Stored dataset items
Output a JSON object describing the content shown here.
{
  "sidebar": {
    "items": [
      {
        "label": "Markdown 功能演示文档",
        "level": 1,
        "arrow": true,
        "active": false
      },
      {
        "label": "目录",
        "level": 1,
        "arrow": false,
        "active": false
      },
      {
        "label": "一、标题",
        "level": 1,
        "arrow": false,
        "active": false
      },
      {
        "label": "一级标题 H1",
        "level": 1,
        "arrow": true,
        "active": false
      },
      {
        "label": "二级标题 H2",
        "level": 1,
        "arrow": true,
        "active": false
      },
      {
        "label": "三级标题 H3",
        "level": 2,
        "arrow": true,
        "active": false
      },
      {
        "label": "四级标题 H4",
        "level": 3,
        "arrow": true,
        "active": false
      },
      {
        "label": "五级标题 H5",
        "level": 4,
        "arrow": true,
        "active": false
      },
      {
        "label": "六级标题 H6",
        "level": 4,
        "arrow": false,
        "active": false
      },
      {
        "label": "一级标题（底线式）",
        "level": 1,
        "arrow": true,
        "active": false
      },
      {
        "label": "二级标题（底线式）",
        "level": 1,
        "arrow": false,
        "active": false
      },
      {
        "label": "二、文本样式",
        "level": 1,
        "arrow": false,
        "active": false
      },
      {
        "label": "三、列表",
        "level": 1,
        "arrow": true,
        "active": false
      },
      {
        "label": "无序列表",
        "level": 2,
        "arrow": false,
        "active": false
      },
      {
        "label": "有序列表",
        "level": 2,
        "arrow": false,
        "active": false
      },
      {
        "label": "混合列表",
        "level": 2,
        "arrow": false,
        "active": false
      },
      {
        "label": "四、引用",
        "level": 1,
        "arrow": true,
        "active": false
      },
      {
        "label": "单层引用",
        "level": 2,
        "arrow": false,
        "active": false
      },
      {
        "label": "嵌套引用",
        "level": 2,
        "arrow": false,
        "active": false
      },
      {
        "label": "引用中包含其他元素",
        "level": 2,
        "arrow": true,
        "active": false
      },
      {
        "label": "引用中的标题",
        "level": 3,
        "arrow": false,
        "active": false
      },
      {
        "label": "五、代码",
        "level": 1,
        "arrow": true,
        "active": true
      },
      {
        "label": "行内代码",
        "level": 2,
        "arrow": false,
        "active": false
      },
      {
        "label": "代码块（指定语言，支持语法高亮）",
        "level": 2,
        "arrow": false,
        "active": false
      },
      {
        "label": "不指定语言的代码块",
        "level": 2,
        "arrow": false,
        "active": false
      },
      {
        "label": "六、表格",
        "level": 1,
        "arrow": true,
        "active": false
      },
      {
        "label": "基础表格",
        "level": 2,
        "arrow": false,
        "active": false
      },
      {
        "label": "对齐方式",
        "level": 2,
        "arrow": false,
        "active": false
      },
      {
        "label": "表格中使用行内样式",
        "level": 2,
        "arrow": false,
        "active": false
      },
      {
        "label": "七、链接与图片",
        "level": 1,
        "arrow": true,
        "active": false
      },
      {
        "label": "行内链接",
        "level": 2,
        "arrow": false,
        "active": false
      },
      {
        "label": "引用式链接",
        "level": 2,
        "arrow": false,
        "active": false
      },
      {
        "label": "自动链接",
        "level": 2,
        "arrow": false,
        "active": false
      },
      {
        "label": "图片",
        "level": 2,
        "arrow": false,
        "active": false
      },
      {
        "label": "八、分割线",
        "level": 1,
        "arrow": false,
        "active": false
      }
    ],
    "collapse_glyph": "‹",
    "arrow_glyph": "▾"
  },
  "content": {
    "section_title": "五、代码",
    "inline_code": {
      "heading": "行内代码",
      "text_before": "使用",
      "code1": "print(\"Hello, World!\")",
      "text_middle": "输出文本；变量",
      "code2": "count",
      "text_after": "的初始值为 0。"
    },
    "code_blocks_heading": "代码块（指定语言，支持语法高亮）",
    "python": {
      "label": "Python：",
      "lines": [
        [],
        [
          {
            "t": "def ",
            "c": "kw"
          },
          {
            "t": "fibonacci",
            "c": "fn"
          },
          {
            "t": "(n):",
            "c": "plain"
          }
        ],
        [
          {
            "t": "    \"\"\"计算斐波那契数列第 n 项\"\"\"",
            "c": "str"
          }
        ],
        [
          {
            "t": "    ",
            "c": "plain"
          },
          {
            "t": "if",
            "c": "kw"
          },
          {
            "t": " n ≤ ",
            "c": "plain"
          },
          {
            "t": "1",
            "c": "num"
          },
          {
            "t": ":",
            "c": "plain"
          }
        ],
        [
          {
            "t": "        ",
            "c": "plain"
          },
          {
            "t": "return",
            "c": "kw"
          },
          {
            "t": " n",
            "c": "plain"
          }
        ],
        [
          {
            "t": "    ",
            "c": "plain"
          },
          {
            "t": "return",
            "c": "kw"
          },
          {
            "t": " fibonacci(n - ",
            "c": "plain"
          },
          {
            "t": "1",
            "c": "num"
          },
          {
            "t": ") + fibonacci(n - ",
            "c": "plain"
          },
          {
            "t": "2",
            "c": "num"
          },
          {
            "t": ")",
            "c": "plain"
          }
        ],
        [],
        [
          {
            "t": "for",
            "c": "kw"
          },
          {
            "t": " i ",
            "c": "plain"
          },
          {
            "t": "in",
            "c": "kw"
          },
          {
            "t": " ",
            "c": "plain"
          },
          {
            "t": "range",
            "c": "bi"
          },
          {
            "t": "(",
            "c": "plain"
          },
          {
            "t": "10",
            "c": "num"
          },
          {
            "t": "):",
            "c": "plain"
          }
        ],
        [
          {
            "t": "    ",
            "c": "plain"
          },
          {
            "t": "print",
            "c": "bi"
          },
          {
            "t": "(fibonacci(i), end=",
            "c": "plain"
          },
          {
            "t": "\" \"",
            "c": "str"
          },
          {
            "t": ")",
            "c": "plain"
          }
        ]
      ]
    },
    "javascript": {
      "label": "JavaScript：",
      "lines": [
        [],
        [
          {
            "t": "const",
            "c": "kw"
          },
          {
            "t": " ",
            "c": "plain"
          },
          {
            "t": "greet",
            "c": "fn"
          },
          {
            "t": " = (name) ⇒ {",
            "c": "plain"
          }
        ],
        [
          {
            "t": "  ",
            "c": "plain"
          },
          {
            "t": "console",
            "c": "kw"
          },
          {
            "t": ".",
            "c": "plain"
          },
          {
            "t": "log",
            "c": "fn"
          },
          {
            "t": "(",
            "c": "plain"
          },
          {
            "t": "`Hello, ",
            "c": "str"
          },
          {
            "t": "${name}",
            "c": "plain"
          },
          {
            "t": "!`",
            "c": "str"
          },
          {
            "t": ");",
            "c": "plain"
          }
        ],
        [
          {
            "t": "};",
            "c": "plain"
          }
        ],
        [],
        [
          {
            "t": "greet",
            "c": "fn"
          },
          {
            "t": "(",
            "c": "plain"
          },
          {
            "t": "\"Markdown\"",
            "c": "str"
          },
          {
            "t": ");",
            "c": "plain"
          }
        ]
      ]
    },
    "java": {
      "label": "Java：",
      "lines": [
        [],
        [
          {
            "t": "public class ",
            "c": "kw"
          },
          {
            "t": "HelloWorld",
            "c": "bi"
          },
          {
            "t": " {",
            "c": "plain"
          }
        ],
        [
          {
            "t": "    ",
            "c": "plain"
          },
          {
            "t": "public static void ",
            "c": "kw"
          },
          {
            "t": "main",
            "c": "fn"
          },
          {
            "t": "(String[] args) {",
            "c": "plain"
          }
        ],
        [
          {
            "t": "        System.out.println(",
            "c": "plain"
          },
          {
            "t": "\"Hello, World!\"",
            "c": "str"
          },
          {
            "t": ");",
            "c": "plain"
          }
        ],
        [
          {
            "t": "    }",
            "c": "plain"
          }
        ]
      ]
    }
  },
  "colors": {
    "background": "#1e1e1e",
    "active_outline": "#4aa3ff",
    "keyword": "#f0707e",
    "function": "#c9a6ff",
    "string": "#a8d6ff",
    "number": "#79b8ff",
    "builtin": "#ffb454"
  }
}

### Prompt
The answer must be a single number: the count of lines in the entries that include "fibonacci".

### Result of this exercise
4